Data listing START
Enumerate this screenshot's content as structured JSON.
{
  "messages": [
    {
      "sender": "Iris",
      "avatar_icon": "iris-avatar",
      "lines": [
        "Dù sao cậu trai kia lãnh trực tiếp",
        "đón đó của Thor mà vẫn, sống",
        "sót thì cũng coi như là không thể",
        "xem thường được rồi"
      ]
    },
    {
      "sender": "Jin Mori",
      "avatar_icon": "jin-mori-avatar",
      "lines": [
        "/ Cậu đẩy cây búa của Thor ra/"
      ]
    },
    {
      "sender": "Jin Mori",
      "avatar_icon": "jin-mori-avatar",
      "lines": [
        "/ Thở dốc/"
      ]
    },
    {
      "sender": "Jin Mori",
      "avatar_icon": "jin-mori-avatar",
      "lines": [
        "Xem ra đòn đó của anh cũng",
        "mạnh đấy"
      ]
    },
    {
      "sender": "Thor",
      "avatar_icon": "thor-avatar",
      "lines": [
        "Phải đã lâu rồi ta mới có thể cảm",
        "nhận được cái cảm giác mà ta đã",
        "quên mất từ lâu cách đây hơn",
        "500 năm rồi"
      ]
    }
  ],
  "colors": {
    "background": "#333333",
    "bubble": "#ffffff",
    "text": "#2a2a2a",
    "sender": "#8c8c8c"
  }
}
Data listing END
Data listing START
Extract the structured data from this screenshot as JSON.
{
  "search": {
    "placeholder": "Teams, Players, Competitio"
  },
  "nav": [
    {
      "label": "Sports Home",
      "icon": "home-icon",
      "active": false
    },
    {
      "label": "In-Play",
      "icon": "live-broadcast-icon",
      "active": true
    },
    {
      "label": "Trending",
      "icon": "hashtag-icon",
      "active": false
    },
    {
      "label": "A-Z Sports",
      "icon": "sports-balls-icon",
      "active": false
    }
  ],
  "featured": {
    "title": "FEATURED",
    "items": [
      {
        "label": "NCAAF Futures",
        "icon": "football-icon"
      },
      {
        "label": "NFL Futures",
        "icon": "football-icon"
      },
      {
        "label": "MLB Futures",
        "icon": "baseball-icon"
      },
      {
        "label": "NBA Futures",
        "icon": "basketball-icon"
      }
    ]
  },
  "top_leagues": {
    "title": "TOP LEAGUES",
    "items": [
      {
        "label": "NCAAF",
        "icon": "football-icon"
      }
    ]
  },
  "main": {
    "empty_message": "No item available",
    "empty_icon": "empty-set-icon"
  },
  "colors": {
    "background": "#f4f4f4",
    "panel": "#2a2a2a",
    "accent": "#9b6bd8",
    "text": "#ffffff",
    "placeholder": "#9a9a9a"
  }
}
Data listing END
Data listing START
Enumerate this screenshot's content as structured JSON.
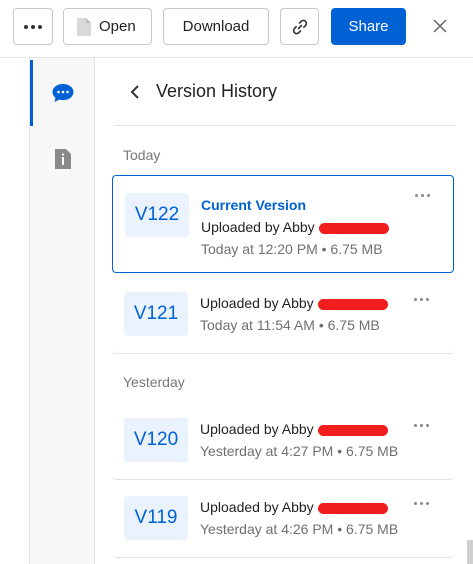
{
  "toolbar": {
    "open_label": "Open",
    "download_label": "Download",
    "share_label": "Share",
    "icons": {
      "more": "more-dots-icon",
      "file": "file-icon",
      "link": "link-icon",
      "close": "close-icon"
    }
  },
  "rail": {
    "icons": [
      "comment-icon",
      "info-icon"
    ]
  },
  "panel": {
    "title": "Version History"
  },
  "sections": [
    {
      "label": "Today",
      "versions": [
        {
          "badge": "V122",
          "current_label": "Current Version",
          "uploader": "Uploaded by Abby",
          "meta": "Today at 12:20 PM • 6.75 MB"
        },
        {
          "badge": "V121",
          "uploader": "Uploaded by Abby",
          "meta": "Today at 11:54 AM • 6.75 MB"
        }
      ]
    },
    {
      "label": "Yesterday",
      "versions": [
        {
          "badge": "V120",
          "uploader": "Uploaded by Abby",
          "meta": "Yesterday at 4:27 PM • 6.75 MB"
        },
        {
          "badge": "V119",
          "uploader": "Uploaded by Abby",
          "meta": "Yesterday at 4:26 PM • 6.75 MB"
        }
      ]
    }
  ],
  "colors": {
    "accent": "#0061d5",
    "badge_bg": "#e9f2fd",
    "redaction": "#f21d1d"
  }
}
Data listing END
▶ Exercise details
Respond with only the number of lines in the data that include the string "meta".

▶ Finished task
4